In general, the Caribbean takes a dim view of the creative arts. While artistic expression is enjoyed as a way to blow off steam or as a source of entertainment, it is not considered a serious or viable career path. Our culture has a habit of ignoring art’s present and potential contribution to society and the economy. On a whole, it’s often an uphill task to convince others that creative work is actual work, and not simply a fun pastime.
In the Caribbean, creatives are rarely taken seriously, and female creatives even less so. Women are often viewed as inferior to men, even when their performance equals or surpasses that of their male counterparts. In the creative industry, women find themselves ignored and excluded from key decision-making processes. They may also be unable to get credit for their work because it’s frequently done on behalf of clients or companies who don’t recognise them as authors.
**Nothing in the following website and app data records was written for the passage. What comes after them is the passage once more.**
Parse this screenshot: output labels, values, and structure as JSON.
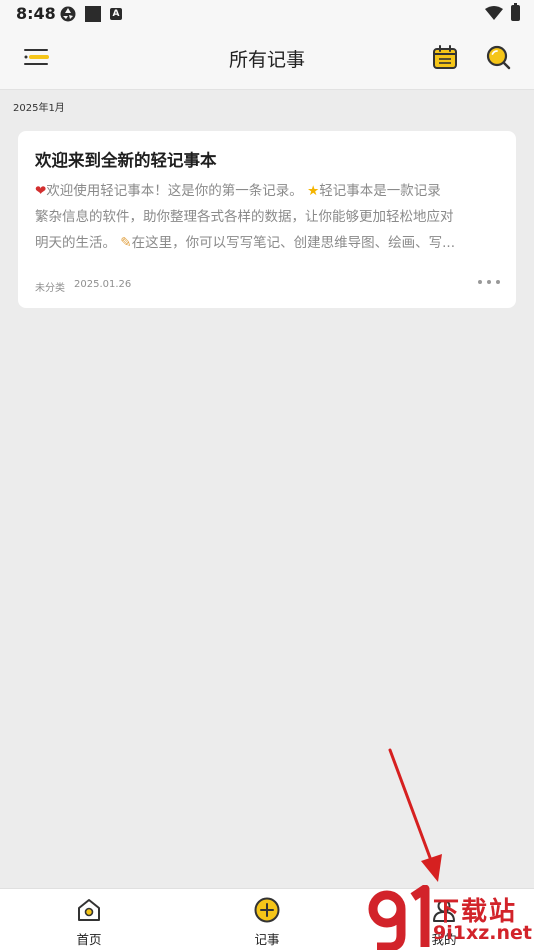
{
  "status_bar": {
    "time": "8:48",
    "icons": [
      "aperture-icon",
      "square-icon",
      "a-badge-icon",
      "wifi-icon",
      "battery-icon"
    ]
  },
  "header": {
    "title": "所有记事",
    "icons": [
      "menu-icon",
      "calendar-icon",
      "search-icon"
    ]
  },
  "group_label": "2025年1月",
  "note": {
    "title": "欢迎来到全新的轻记事本",
    "lines": [
      "欢迎使用轻记事本！这是你的第一条记录。",
      "轻记事本是一款记录",
      "繁杂信息的软件，助你整理各式各样的数据，让你能够更加轻松地应对",
      "明天的生活。",
      "在这里，你可以写写笔记、创建思维导图、绘画、写..."
    ],
    "category": "未分类",
    "date": "2025.01.26"
  },
  "bottom_nav": {
    "items": [
      {
        "label": "首页",
        "icon": "home-icon"
      },
      {
        "label": "记事",
        "icon": "add-circle-icon"
      },
      {
        "label": "我的",
        "icon": "user-icon"
      }
    ]
  },
  "watermark": {
    "cn": "下载站",
    "domain": "9i1xz.net"
  },
  "colors": {
    "accent": "#f5c518",
    "background": "#ececec",
    "annotation_arrow": "#d62020",
    "watermark": "#d2232a"
  }
}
The fact that the region’s creative scenes are so small and male-dominated therefore lends itself to a culture of chauvinistic gatekeeping.
Rigid gender roles also act as a hurdle for women in the creative arts. Women are usually expected to bear the full burden of domestic and childrearing tasks, despite being otherwise employed. Many male creatives speak of the sacredness of their alone time that they dedicate to their practice, but few women in the industry can relate. Men’s creative work is seen as important and worthy of uninterrupted focus, while women’s creative practice takes second place to child care and homemaking.
But all is far from lost. Educating the public about the lucrative and beneficial possibilities within the creative sphere will help enlighten the region’s approach to the arts. Creative work, once harnessed appropriately, can serve to bolster the economies of Caribbean states and foster meaningful social development.
It’s still possible to shift the tide in favour of greater female participation and inclusion in the Caribbean’s creative sphere. Amplifying (and listening to!) existing female voices in the industry is essential. Sensitising men to the fact that women’s success can even serve to enhance theirs is also key to creating more open, welcoming spaces for female creatives to thrive.
A more supportive home environment can also help boost women’s engagement and success in the creative industry. Encouraging male partners to share household and childcare duties in a more equitable manner that reduces the woman’s workload frees up her time and energy for creative pursuits.
Women bring a different perspective to artistic work that can be refreshing and insightful. More women is a win for everyone. More women in the creative industry means more innovation, new ideas and approaches to old problems. Diversity of perspectives brings about diversity of solutions. Creativity is all about being different and examining things in new ways. Together, men and women can create unique and meaningful creative solutions.
Being a woman in the Caribbean creative industry is no walk in the park, but we walk with our heads held high. Despite the challenges, our resilience and inspiration will usher in a new era of equality!